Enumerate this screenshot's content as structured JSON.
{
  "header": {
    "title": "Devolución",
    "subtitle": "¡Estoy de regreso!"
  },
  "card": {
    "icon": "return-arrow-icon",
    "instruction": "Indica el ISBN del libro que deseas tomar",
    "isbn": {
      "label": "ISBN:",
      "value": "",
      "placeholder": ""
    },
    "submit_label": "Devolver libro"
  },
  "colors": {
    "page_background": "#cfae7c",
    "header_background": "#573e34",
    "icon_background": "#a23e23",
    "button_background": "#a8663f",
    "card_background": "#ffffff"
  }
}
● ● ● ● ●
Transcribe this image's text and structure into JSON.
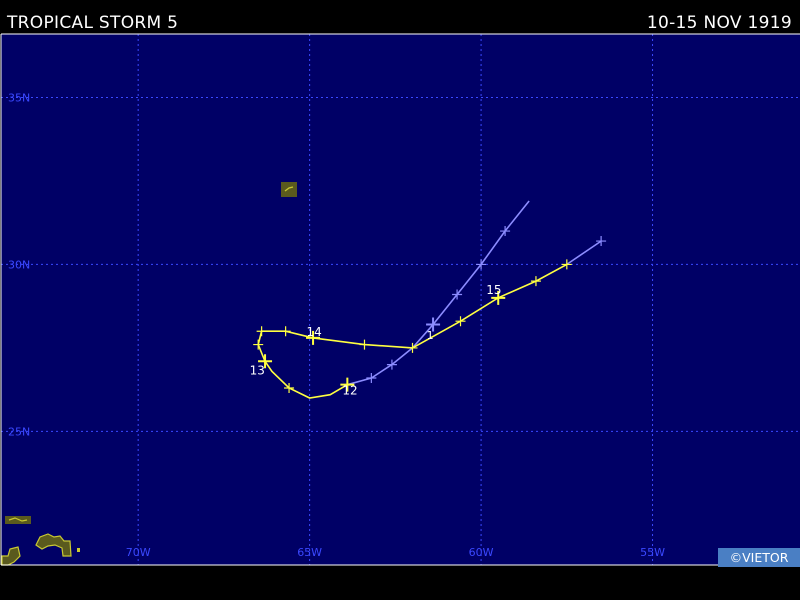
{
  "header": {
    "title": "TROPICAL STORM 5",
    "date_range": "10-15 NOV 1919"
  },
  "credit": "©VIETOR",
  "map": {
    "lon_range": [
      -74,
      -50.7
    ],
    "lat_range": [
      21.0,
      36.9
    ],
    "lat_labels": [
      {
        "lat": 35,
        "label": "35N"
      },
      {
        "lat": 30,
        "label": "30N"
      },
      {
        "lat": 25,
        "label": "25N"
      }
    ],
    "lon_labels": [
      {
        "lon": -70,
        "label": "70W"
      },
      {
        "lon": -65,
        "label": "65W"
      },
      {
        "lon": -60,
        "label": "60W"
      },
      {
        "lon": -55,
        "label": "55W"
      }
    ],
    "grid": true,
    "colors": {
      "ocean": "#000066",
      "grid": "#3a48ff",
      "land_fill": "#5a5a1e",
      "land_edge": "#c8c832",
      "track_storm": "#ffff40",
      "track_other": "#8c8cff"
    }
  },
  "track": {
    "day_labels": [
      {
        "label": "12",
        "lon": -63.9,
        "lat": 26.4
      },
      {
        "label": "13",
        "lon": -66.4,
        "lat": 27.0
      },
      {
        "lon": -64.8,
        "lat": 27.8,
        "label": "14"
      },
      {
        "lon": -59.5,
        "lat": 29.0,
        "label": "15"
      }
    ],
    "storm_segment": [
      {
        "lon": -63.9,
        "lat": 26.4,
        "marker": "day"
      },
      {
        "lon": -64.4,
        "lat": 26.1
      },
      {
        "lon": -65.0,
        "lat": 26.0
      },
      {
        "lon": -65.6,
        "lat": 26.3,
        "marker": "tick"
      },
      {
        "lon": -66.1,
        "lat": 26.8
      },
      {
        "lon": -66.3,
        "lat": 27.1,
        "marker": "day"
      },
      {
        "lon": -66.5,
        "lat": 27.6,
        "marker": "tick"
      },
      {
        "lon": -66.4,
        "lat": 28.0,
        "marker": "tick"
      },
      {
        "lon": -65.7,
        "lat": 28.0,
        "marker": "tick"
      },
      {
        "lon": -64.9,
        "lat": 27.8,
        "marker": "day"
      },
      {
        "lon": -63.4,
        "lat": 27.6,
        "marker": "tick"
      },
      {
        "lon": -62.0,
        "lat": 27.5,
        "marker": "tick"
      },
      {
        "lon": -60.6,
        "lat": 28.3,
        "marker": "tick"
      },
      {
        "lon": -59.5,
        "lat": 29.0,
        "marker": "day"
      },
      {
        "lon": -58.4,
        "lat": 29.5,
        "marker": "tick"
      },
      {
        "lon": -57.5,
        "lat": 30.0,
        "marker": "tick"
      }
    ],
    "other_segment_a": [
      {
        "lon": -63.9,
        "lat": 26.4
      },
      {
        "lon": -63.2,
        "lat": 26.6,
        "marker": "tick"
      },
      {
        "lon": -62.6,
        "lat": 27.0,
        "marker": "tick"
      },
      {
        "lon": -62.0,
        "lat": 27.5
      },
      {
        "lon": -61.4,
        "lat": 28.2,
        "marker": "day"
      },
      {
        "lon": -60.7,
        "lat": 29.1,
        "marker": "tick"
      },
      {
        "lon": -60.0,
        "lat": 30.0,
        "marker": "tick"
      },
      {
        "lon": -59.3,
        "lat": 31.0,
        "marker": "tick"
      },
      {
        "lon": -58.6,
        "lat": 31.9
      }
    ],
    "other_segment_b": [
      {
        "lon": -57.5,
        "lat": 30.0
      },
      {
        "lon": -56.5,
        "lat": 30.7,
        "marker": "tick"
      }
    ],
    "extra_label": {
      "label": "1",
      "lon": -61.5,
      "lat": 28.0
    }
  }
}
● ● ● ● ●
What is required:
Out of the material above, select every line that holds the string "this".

Exercise response:
Enumerate this screenshot's content as structured JSON.
Transcribe this image's text and structure into JSON.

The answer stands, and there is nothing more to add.